§ TASK REQUIREMENTS: The expected answer comprises all lines from the entries that contain the string "weight".

(Entries from a dataset of interfaces)
┏━━
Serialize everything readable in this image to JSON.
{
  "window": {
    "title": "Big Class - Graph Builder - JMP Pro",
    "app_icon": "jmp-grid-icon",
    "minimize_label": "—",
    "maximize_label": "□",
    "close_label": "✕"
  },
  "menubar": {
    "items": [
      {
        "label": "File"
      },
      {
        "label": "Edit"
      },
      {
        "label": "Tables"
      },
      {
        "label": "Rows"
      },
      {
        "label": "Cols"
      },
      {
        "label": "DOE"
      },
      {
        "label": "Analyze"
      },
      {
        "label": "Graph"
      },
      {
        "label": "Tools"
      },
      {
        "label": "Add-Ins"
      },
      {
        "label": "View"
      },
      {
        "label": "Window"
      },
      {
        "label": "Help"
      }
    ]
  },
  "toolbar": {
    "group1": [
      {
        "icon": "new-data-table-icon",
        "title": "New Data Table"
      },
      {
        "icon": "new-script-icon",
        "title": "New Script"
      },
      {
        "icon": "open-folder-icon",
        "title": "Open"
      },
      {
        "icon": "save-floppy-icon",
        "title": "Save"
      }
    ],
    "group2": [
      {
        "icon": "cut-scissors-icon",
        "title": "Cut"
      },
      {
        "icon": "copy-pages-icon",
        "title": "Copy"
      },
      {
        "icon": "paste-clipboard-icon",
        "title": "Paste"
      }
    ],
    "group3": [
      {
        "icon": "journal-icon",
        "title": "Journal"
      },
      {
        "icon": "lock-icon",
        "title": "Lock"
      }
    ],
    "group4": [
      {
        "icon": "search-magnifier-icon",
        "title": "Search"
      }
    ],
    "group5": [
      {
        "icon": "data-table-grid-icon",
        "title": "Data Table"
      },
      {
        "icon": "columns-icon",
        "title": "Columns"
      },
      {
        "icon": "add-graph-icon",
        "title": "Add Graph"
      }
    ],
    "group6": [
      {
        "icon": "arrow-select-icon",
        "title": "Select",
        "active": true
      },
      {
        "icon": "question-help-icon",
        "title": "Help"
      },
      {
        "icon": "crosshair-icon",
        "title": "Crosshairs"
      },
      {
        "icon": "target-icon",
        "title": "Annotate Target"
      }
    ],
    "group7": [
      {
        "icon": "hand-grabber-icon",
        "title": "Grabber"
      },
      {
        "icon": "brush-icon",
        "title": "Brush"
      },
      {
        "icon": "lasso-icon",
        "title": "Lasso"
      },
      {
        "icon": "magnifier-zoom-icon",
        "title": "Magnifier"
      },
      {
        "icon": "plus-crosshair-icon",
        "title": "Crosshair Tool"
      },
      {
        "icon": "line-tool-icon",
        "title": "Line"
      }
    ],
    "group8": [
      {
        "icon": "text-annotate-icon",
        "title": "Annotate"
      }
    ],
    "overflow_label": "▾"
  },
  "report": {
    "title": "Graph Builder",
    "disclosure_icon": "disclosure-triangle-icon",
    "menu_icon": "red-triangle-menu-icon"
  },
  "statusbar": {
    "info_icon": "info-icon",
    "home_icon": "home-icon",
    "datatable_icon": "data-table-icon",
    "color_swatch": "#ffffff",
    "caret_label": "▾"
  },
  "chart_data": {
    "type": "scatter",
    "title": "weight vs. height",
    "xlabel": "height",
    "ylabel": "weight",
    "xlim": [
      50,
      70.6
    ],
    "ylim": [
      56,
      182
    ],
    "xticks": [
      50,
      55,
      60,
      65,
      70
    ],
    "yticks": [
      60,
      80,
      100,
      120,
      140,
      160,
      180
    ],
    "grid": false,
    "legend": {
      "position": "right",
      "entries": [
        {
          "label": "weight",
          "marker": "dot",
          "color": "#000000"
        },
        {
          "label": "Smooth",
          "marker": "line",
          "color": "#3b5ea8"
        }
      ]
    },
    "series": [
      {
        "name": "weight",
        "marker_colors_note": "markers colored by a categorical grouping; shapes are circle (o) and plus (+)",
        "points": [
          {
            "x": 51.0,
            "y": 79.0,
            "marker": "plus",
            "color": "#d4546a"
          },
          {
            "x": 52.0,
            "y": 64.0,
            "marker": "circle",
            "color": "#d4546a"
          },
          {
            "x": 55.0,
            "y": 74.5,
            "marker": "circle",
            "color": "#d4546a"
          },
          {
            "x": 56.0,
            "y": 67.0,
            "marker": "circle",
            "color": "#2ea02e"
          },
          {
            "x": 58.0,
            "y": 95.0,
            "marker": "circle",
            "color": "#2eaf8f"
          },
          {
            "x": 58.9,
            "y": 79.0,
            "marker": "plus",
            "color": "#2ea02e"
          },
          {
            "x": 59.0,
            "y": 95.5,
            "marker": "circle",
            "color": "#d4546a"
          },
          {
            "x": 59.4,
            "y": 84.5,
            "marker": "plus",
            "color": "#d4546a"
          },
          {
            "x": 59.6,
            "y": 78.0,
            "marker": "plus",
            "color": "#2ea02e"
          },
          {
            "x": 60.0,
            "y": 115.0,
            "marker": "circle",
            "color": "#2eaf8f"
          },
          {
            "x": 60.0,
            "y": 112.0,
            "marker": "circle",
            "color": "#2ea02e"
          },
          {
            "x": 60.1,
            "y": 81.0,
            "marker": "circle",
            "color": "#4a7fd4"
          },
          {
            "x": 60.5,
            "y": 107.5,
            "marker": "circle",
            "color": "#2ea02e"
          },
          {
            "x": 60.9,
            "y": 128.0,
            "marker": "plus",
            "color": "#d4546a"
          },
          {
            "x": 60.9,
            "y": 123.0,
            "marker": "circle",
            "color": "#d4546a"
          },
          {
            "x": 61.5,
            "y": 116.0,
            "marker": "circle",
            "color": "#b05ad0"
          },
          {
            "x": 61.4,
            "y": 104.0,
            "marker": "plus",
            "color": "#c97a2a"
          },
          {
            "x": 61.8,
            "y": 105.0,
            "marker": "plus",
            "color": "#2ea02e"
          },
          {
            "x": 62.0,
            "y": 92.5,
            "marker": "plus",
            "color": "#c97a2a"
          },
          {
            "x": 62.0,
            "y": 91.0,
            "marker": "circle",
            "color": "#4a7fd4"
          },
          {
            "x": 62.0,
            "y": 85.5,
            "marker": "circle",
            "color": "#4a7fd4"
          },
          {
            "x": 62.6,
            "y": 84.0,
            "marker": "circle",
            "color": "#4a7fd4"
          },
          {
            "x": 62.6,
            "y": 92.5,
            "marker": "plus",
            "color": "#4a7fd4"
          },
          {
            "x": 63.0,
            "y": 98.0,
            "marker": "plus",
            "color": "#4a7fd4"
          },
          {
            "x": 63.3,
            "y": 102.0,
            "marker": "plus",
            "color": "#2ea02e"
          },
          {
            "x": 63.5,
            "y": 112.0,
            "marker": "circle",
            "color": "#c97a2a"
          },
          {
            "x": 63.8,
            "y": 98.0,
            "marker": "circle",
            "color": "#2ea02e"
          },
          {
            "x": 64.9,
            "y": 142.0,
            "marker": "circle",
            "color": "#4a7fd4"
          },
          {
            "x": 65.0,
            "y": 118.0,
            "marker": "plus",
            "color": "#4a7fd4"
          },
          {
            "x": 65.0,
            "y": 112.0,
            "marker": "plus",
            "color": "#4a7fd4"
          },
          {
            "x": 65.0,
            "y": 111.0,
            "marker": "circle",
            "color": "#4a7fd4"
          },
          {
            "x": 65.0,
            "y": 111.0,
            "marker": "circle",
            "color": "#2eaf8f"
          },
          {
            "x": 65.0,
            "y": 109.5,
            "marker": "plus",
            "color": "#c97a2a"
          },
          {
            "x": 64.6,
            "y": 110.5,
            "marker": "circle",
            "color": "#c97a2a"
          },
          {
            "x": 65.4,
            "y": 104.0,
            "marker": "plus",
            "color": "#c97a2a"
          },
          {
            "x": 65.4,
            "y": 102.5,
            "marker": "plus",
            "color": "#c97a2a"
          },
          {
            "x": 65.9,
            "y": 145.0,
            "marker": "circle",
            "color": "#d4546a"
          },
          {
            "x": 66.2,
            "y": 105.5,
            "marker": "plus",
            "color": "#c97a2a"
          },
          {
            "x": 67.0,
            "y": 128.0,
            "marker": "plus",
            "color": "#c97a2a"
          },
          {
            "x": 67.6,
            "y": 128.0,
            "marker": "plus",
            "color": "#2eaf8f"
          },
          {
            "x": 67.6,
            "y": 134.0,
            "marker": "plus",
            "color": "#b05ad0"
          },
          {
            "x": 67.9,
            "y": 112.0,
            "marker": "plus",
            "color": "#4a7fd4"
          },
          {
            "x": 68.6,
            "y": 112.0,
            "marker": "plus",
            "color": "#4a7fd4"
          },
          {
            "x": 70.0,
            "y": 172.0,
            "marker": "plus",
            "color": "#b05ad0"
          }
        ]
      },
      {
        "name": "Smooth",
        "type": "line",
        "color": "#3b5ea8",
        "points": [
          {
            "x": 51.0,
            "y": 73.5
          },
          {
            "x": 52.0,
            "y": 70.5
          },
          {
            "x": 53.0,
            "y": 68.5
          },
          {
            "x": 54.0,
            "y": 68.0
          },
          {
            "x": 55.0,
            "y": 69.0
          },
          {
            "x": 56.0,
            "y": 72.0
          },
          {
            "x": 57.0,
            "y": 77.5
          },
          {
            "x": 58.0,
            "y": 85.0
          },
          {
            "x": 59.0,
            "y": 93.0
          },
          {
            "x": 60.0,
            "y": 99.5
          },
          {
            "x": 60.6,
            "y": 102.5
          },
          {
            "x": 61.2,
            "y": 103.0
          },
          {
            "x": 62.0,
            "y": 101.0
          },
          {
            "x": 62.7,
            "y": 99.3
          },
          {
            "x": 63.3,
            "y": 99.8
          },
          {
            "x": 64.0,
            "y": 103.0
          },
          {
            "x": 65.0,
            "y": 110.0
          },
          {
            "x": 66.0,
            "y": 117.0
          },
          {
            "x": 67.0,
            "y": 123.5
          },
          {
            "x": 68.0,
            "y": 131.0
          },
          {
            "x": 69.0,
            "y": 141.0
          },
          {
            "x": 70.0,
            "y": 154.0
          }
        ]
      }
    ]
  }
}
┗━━
§ EXERCISE OUTPUT:
    "title": "weight vs. height",
    "ylabel": "weight",
          "label": "weight",
        "name": "weight",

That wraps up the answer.